Skip to main content

Full text of "The Dynasts : Parts First And Second"

See other formats

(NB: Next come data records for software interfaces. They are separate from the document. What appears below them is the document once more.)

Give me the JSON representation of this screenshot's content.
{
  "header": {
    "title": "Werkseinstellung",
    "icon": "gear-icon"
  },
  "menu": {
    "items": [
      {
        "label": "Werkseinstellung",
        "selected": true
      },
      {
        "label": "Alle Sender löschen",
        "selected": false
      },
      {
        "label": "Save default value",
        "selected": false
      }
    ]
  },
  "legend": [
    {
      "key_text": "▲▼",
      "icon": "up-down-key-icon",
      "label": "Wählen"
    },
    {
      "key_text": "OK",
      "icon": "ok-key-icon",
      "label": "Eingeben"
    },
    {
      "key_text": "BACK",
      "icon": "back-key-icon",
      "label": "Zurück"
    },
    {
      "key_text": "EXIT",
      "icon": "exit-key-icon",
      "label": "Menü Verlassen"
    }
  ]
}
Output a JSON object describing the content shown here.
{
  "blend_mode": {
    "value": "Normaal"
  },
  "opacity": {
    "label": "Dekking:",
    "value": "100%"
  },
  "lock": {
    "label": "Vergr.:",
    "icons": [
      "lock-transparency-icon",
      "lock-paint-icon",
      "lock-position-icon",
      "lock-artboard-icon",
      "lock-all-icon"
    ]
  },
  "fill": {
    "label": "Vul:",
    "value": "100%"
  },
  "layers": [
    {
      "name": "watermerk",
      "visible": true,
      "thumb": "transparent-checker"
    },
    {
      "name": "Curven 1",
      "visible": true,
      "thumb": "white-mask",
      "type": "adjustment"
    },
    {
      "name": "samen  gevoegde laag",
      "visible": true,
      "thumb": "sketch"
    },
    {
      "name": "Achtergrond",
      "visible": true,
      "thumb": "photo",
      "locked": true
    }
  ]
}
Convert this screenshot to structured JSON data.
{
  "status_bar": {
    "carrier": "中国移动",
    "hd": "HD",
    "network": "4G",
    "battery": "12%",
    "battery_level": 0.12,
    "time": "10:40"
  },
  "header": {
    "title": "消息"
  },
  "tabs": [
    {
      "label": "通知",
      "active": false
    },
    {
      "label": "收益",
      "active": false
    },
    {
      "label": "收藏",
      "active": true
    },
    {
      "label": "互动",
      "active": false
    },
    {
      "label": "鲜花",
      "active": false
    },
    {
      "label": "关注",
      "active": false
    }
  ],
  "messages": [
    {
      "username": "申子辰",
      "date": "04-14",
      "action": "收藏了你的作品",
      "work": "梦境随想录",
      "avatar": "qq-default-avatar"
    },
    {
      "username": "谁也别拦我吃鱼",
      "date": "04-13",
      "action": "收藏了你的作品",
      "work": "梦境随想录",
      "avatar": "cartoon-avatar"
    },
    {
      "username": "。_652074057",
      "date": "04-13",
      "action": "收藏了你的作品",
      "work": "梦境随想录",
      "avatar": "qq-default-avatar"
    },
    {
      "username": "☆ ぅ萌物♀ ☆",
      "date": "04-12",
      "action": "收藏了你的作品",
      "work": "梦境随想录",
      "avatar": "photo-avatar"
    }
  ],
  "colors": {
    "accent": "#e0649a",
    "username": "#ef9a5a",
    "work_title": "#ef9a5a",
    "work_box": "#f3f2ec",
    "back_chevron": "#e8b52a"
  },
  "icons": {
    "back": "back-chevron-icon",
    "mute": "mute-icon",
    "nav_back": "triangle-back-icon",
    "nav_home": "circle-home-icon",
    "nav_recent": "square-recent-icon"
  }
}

iv                  PART SECOND
JDown the vague veiled incline the English fling them, -Bended bayonets prodding the enemy backward: Si\ the first fierce charge of the ardent Frenchmen England repels there J
Having fallen back into the darkness the French presently reascend in yet larger masses. The high square knapsack which every English foot-soldier carries, and his shako, and its tuft, outline themselves against the dim light as the ranks stand awaiting the shock.
JPnshing   spread   they! — shout    as   they   reach   the
Strength and stir netv-primed in their plump battalions : •Puffs of flame blown forth on the lines opposing Higher and higher.
There   those   hold   them   mute,   though   at  speaking
JMute, while clicking flints, and the crash of volleys Whelm the weighted gloom with immense distraction Pending their fire.
JPronting heads, helms, brows can each ranksman read
JEpaulettes, hot cheeks ; yea, and shining eyeballs, {Called for a trice from night by the fleeting pan-ftasfi) Pressing them nigher/
Tfee French again fall back in disorder into the hollow, and LAPISSE draws off on the right. As the sinking sound of the muskets tells what has happened the English raise a shout.
Thus the dim, nocturnal ado of conflict Closes with the roar of receding gun-fires. JHarness loosened then, and their day-long strenuous Temper unbending,
305                              x